Odds are that you’ve heard about pet microchipping before—but you may not know how it works or why it’s so important. Today, we wanted to talk a bit about how pet microchipping works, some microchipping pros and cons, and why you should microchip your pets.
What is Pet Microchipping?
Pet microchipping is the practice of inserting a tiny radio frequency identification (RFID) tag under a pet’s skin. This RFID tag device is typically about the size of a grain of rice, and can be used to identify your pet by looking up the tag’s number in a pet microchip registry.
For the pet microchip lookup process to be effective, you have to make sure that you register your pet’s RFID tag in a national pet recovery database.
How Does Microchipping Pets Help Me Find Them?
There’s a common misconception that the microchip is some kind of GPS tracking device that lets you know where your pet is—it isn’t. The RFID tag itself doesn’t have any batteries, and does not actively transmit your pet’s location. All it does is allow pet shelters and veterinary clinics to look up the microchip’s ID number.
This pet microchip lookup can be vital for ensuring that your pet can be identified if they are lost. If your pet’s microchip is registered in a pet recovery database, the person looking up the chip number can find that information and reach out to you to let you know that they have found your pet.
Why Not Just Rely on a Collar Tag for Identification?

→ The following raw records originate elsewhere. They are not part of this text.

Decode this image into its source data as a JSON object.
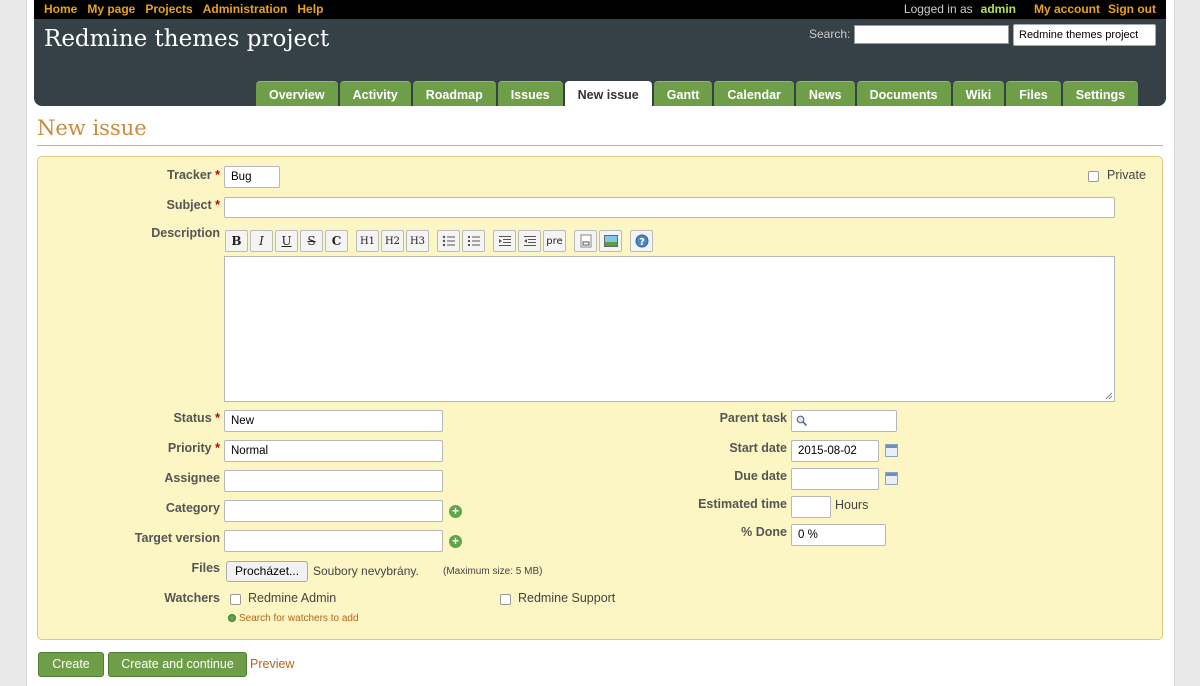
{
  "topmenu": {
    "left": [
      "Home",
      "My page",
      "Projects",
      "Administration",
      "Help"
    ],
    "logged_in_as": "Logged in as",
    "user": "admin",
    "my_account": "My account",
    "sign_out": "Sign out"
  },
  "header": {
    "title": "Redmine themes project",
    "search_label": "Search:",
    "search_value": "",
    "project_jump": "Redmine themes project"
  },
  "tabs": [
    "Overview",
    "Activity",
    "Roadmap",
    "Issues",
    "New issue",
    "Gantt",
    "Calendar",
    "News",
    "Documents",
    "Wiki",
    "Files",
    "Settings"
  ],
  "selected_tab": "New issue",
  "page": {
    "title": "New issue"
  },
  "form": {
    "tracker_label": "Tracker",
    "tracker_value": "Bug",
    "private_label": "Private",
    "subject_label": "Subject",
    "description_label": "Description",
    "toolbar": [
      "B",
      "I",
      "U",
      "S",
      "C",
      "H1",
      "H2",
      "H3",
      "pre"
    ],
    "status_label": "Status",
    "status_value": "New",
    "priority_label": "Priority",
    "priority_value": "Normal",
    "assignee_label": "Assignee",
    "category_label": "Category",
    "target_version_label": "Target version",
    "files_label": "Files",
    "browse_button": "Procházet...",
    "no_files": "Soubory nevybrány.",
    "max_size": "(Maximum size: 5 MB)",
    "watchers_label": "Watchers",
    "watcher_1": "Redmine Admin",
    "watcher_2": "Redmine Support",
    "search_watchers": "Search for watchers to add",
    "parent_task_label": "Parent task",
    "start_date_label": "Start date",
    "start_date_value": "2015-08-02",
    "due_date_label": "Due date",
    "estimated_time_label": "Estimated time",
    "hours": "Hours",
    "done_label": "% Done",
    "done_value": "0 %",
    "required_mark": "*"
  },
  "buttons": {
    "create": "Create",
    "create_continue": "Create and continue",
    "preview": "Preview"
  }
}
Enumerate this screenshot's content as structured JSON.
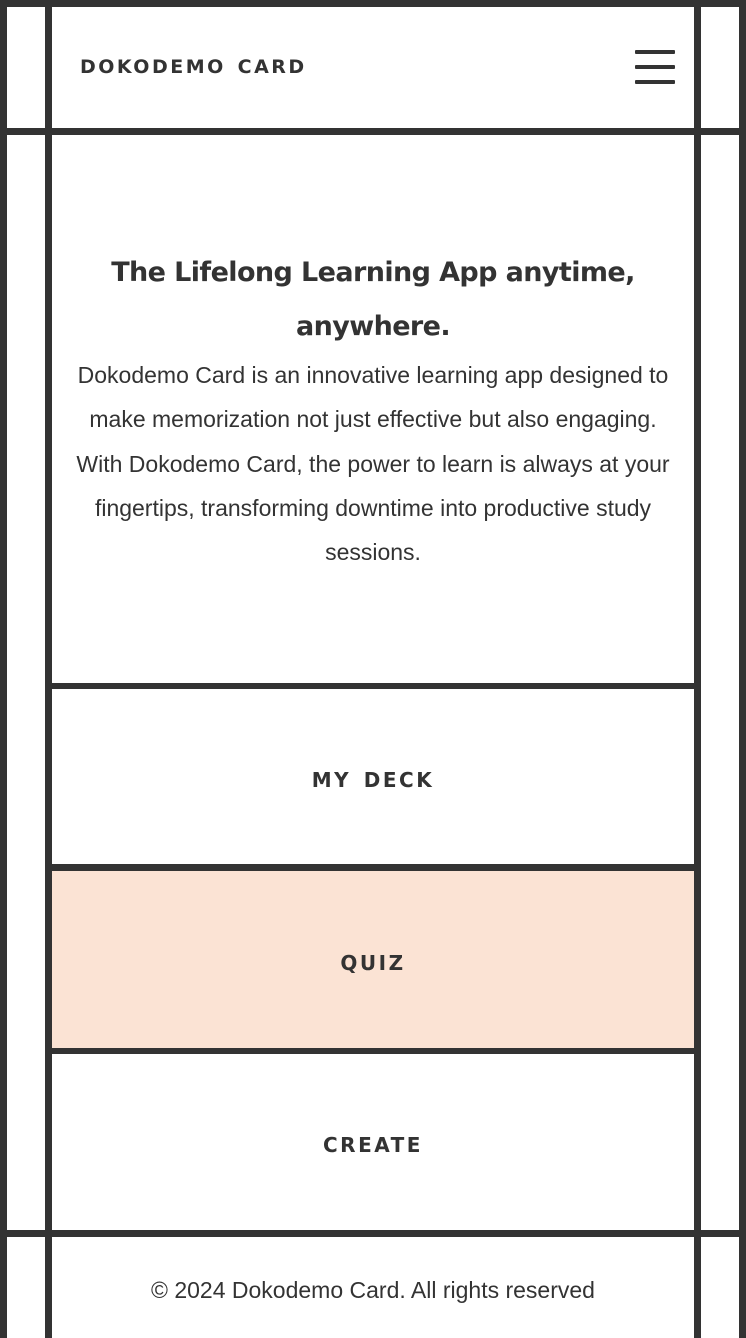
{
  "header": {
    "brand": "Dokodemo Card",
    "menu_icon": "hamburger-menu-icon"
  },
  "hero": {
    "title_line1": "The Lifelong Learning App anytime,",
    "title_line2": "anywhere.",
    "body": "Dokodemo Card is an innovative learning app designed to make memorization not just effective but also engaging. With Dokodemo Card, the power to learn is always at your fingertips, transforming downtime into productive study sessions."
  },
  "nav": {
    "my_deck": "My Deck",
    "quiz": "Quiz",
    "create": "Create"
  },
  "footer": {
    "copyright": "© 2024 Dokodemo Card. All rights reserved"
  },
  "colors": {
    "ink": "#333333",
    "background": "#ffffff",
    "quiz_highlight": "#fbe3d4"
  }
}
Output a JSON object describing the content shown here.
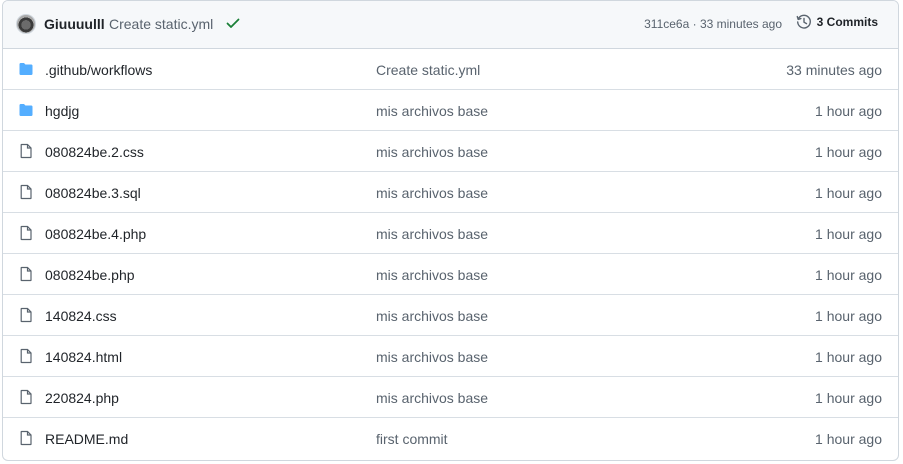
{
  "latest_commit": {
    "author": "Giuuuulll",
    "message": "Create static.yml",
    "status": "success",
    "hash_time": "311ce6a · 33 minutes ago",
    "commits_label": "3 Commits"
  },
  "colors": {
    "folder": "#54aeff",
    "check": "#1a7f37",
    "muted": "#59636e"
  },
  "files": [
    {
      "name": ".github/workflows",
      "type": "folder",
      "message": "Create static.yml",
      "time": "33 minutes ago"
    },
    {
      "name": "hgdjg",
      "type": "folder",
      "message": "mis archivos base",
      "time": "1 hour ago"
    },
    {
      "name": "080824be.2.css",
      "type": "file",
      "message": "mis archivos base",
      "time": "1 hour ago"
    },
    {
      "name": "080824be.3.sql",
      "type": "file",
      "message": "mis archivos base",
      "time": "1 hour ago"
    },
    {
      "name": "080824be.4.php",
      "type": "file",
      "message": "mis archivos base",
      "time": "1 hour ago"
    },
    {
      "name": "080824be.php",
      "type": "file",
      "message": "mis archivos base",
      "time": "1 hour ago"
    },
    {
      "name": "140824.css",
      "type": "file",
      "message": "mis archivos base",
      "time": "1 hour ago"
    },
    {
      "name": "140824.html",
      "type": "file",
      "message": "mis archivos base",
      "time": "1 hour ago"
    },
    {
      "name": "220824.php",
      "type": "file",
      "message": "mis archivos base",
      "time": "1 hour ago"
    },
    {
      "name": "README.md",
      "type": "file",
      "message": "first commit",
      "time": "1 hour ago"
    }
  ]
}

Pet collars with tags are a great way to identify your pets to others and let animal control organizations know that a particular animal has a loving home to go back to. The contact information on a pet tag can help others reach out to you more quickly as well. Additionally, some collar tags can be fitted with GPS or pet locating devices, which can help you find your lost pet yourself.
So, why shouldn’t you just rely on a pet collar to ID your pet?
While collars are a must-have for any pet that regularly goes outside, you should also microchip your four-legged friends because:
- Collars Can Slip off or Break. Not all of our fur babies like to wear collars, and will try to slip them off if they can. Also, a lost pet may get their collar caught on something and it may break off, leaving the pet unidentifiable.
- Microchips Can Thwart Pet Thieves. According to the American Kennel Club (AKC), there are around 2 million dogs stolen every year. One of the first things that these pet thieves will do is remove the pet’s collar and try to resell the pet while posing as the pet’s owner. With a microchip, veterinary clinics can ID the dog’s real owner and notify them and the authorities.
Will Implanting a Microchip Hurt My Pet?
The process of implanting a microchip in a pet is relatively simple and should not cause any harm to your pet. As noted by the American Veterinary Medical Association (AVMA), the microchip is “injected under the skin using a hypodermic needle. It is no more painful than a typical injection, although the needle is slightly larger than those used for injection.”
Remember: the typical pet microchip is roughly the size of a grain of rice. Also, the RFID tag is encased in a non-toxic, biocompatible casing that will not hurt your pet. Some pet microchipping companies use a casing that actively encourages your pet’s connective tissues to bond around the chip so it doesn’t move under their skin.
How Much Does Microchipping My Pet Cost?
Microchipping pets costs different amounts of money depending on the specific microchip being used and your veterinarian’s fees. According to sources like Petfinder.com, “The average cost to have a microchip implanted by a veterinarian is around $45, which is a one–time fee and often includes registration in a pet recovery database.”
Because pet microchips aren’t reliant on batteries to keep operating, they almost never need replacement, so you don’t have to worry about getting the microchip serviced or replaced. Microchips usually last for as long as your pet lives.
Microchipping Pros and Cons in a Nutshell
- It’s a relatively cheap, one-time expense with no maintenance to worry about.
- Helps ensure your pet can be identified by veterinary clinics and pet shelters.
- Hard to find and remove for most pet thieves.
- Microchips are a safe and non-toxic identifier for your pet.
- Because it’s non-obvious, the average person won’t be able to identify your pet using it.
- You have to submit the ID number to a pet microchip registry for it to work—though most veterinarian clinics will handle this for you as part of their microchipping service.
- Unlike GPS tags on collars, pet microchips won’t give you your pet’s exact location.
Is microchipping pets worth it? For the majority of pet owners, the answer is definitely “YES!” For the cost of a couple of large bags of dog food, you can protect your pet from getting lost in an animal shelter and make it much easier for you to recover your precious four-legged friend.